# What is needed:
Wherever the string "Recommendation" appears in the records, return the line that holds it.

== Entries shown

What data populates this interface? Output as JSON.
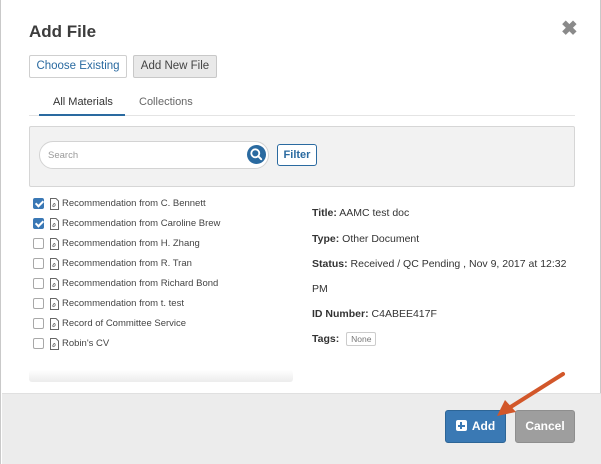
{
  "modal": {
    "title": "Add File",
    "close_icon": "close-icon"
  },
  "source_tabs": {
    "choose_existing": "Choose Existing",
    "add_new_file": "Add New File",
    "active": "choose_existing"
  },
  "material_tabs": {
    "all_materials": "All Materials",
    "collections": "Collections",
    "active": "all_materials"
  },
  "search": {
    "placeholder": "Search",
    "value": "",
    "icon": "search-icon",
    "filter_label": "Filter"
  },
  "files": [
    {
      "label": "Recommendation from C. Bennett",
      "checked": true,
      "icon": "pdf-file-icon"
    },
    {
      "label": "Recommendation from Caroline Brew",
      "checked": true,
      "icon": "pdf-file-icon"
    },
    {
      "label": "Recommendation from H. Zhang",
      "checked": false,
      "icon": "pdf-file-icon"
    },
    {
      "label": "Recommendation from R. Tran",
      "checked": false,
      "icon": "pdf-file-icon"
    },
    {
      "label": "Recommendation from Richard Bond",
      "checked": false,
      "icon": "pdf-file-icon"
    },
    {
      "label": "Recommendation from t. test",
      "checked": false,
      "icon": "pdf-file-icon"
    },
    {
      "label": "Record of Committee Service",
      "checked": false,
      "icon": "pdf-file-icon"
    },
    {
      "label": "Robin's CV",
      "checked": false,
      "icon": "pdf-file-icon"
    }
  ],
  "details": {
    "title_label": "Title:",
    "title_value": "AAMC test doc",
    "type_label": "Type:",
    "type_value": "Other Document",
    "status_label": "Status:",
    "status_value": "Received / QC Pending , Nov 9, 2017 at 12:32",
    "status_value_cont": "PM",
    "id_label": "ID Number:",
    "id_value": "C4ABEE417F",
    "tags_label": "Tags:",
    "tags_value": "None"
  },
  "footer": {
    "add_label": "Add",
    "cancel_label": "Cancel"
  },
  "colors": {
    "accent": "#2a6aa0",
    "add_button": "#3a79b4",
    "cancel_button": "#9e9e9e",
    "annotation_arrow": "#d2572a"
  }
}
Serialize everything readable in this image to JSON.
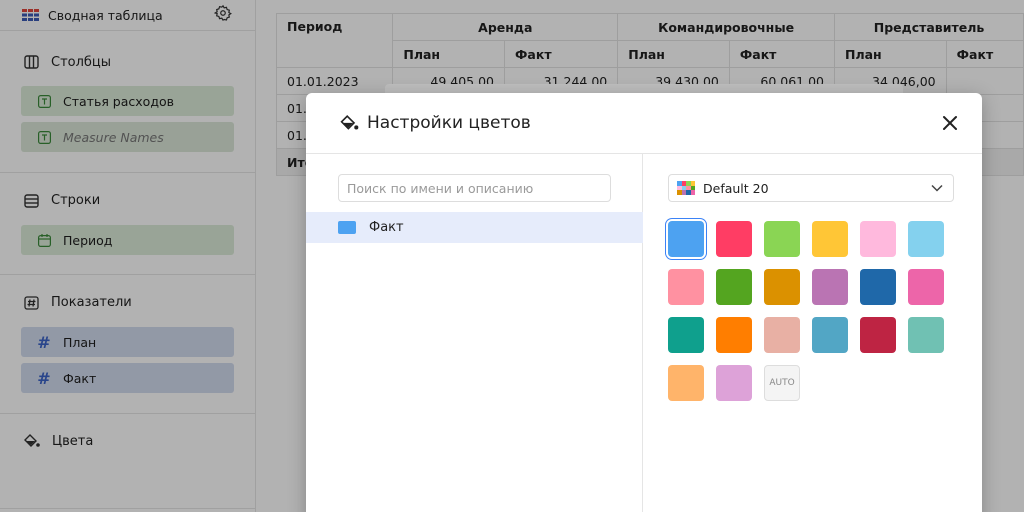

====

# Finished exercise:
      "label": "Recommendation from C. Bennett",
      "label": "Recommendation from Caroline Brew",
      "label": "Recommendation from H. Zhang",
      "label": "Recommendation from R. Tran",
      "label": "Recommendation from Richard Bond",
      "label": "Recommendation from t. test",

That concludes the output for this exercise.